Exhaustion alone enabled Gale and Deb to sleep through the night. The floor of the cage left bruises on their skin, a bed of cold steel. Fortunately for Gale at least, she lacked the strength even to dream. She slept as hard as one comatose or one dead, a period of deep slumber without interruption or nightmares. But the nightmare returned when she awoke.
A guard kicked the front of the cage, jolting them awake. Another unlocked the cage door.
“You, doctor, come with us,” he barked. Gale hesitated and the guard grabbed her arm, pulling her out. Deb made a whining sound.
“It’s okay,” Gale said to her. “I’ll be back. Don’t worry.” The words were for Deb’s benefit. Gale faked the confidence needed to speak them.
They led her outside, where the day had grown scorching and humid, to the private building which Konrad Selivanov and his assistant called home. Once more she was granted access to the former’s private chambers, where she found the blind man waiting for her.
“Ah, come in, doctor, come in,” Selivanov said as the guards closed the door behind her. One of them remained in the room, claiming a spot in a corner, as immobile and mute as a statue.
On a small table, arranged on a silver tray, a breakfast had been prepared. Toast, scrambled eggs, fruit and jam, pancakes, a glass of orange juice and steaming black coffee.

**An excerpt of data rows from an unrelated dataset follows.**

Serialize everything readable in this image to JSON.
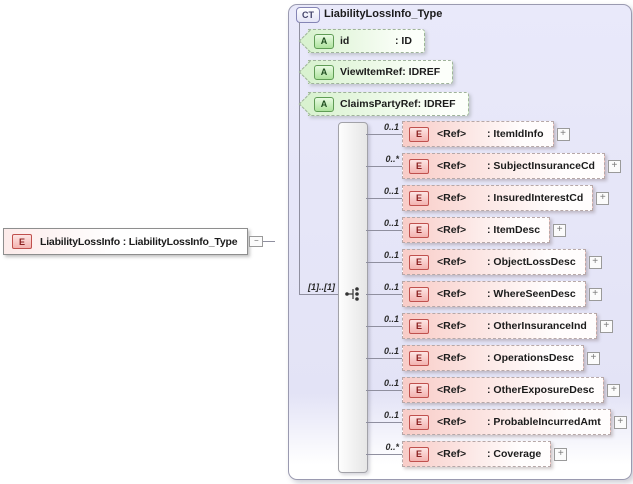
{
  "icons": {
    "element": "E",
    "attribute": "A",
    "complex_type": "CT",
    "expand": "+",
    "collapse": "−"
  },
  "root": {
    "label": "LiabilityLossInfo : LiabilityLossInfo_Type"
  },
  "complex_type": {
    "title": "LiabilityLossInfo_Type",
    "attributes": [
      {
        "name": "id",
        "type": ": ID"
      },
      {
        "name": "ViewItemRef",
        "type": ": IDREF"
      },
      {
        "name": "ClaimsPartyRef",
        "type": ": IDREF"
      }
    ],
    "compositor": {
      "kind": "sequence",
      "occurrence": "[1]..[1]"
    },
    "elements": [
      {
        "cardinality": "0..1",
        "ref": "<Ref>",
        "type": ": ItemIdInfo"
      },
      {
        "cardinality": "0..*",
        "ref": "<Ref>",
        "type": ": SubjectInsuranceCd"
      },
      {
        "cardinality": "0..1",
        "ref": "<Ref>",
        "type": ": InsuredInterestCd"
      },
      {
        "cardinality": "0..1",
        "ref": "<Ref>",
        "type": ": ItemDesc"
      },
      {
        "cardinality": "0..1",
        "ref": "<Ref>",
        "type": ": ObjectLossDesc"
      },
      {
        "cardinality": "0..1",
        "ref": "<Ref>",
        "type": ": WhereSeenDesc"
      },
      {
        "cardinality": "0..1",
        "ref": "<Ref>",
        "type": ": OtherInsuranceInd"
      },
      {
        "cardinality": "0..1",
        "ref": "<Ref>",
        "type": ": OperationsDesc"
      },
      {
        "cardinality": "0..1",
        "ref": "<Ref>",
        "type": ": OtherExposureDesc"
      },
      {
        "cardinality": "0..1",
        "ref": "<Ref>",
        "type": ": ProbableIncurredAmt"
      },
      {
        "cardinality": "0..*",
        "ref": "<Ref>",
        "type": ": Coverage"
      }
    ]
  },
  "colors": {
    "container_fill": "#e8e8f9",
    "attribute_fill": "#d9f2d0",
    "element_fill": "#f8ccc7",
    "element_icon_border": "#c0504d",
    "attribute_icon_border": "#5f9c55",
    "line": "#8f8f9f"
  }
}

“For you, doctor,” Selivanov said, as though he had seen her gaze settle on the food. “I’ve already eaten.” Gale eyed him, wary. “It isn’t poisoned, my dear,” Selivanov said. “I assure you. And my private cook is quite capable. I know you haven’t had anything to eat or drink since your arrival here. You must be famished. Please, eat.”
Thirst overpowered caution and Gale grabbed the glass of juice, emptying it in several loud gulps.
“Good girl,” Selivanov said.
“My friend hasn’t had any food or water, either,” Gale said.
“For that matter, she can’t eat with that thing you put on her!”
“Thing?” Selivanov asked.
“That awful mask.”
“Ah.” Selivanov smiled. “I see that Charlie has been a bit premature. I apologize, my dear. As you know, I wasn’t feeling quite myself when you and Ms. Ashemoore first arrived. I will see to it that Ms. Ashemoore is freed and given proper nourishment. For the moment, however, I wish to speak with you while you have your breakfast.”
Gale couldn’t help herself. She began to eat.
“I have use for a medical doctor here,” Selivanov said. “Not just for myself and Charlie, but for my men, and my guests as well.”
“Your prisoners, you mean,” Gale said, swallowing. “What, you want to keep them in good health until you can torture them to death?”
Selivanov smiled. “Something like that, yes.”
Gale stopped chewing.
“I am not like Charlie, my dear,” Selivanov said. “I do not experience any sadistic sexual thrill from killing. For me, it is economic. My captives are a commodity, pure and simple. Too valuable to be wasted.”
“My God,” Gale said. “Why?”
“Because I must,” Selivanov answered. “The world is ending, you see. And I have been chosen to serve an important function as that happens.”
Gale shook her head. “You’re insane.”
“Oh, I am quite sane, I’m afraid,” Selivanov said. “The world is ending, my dear. You have yourself witnessed the grave reality.”
Gale paused, letting his words sink in. “The camp!” she said. “You caused that!” “In a way, yes,” Selivanov said. “A preview of coming attractions, if you will.”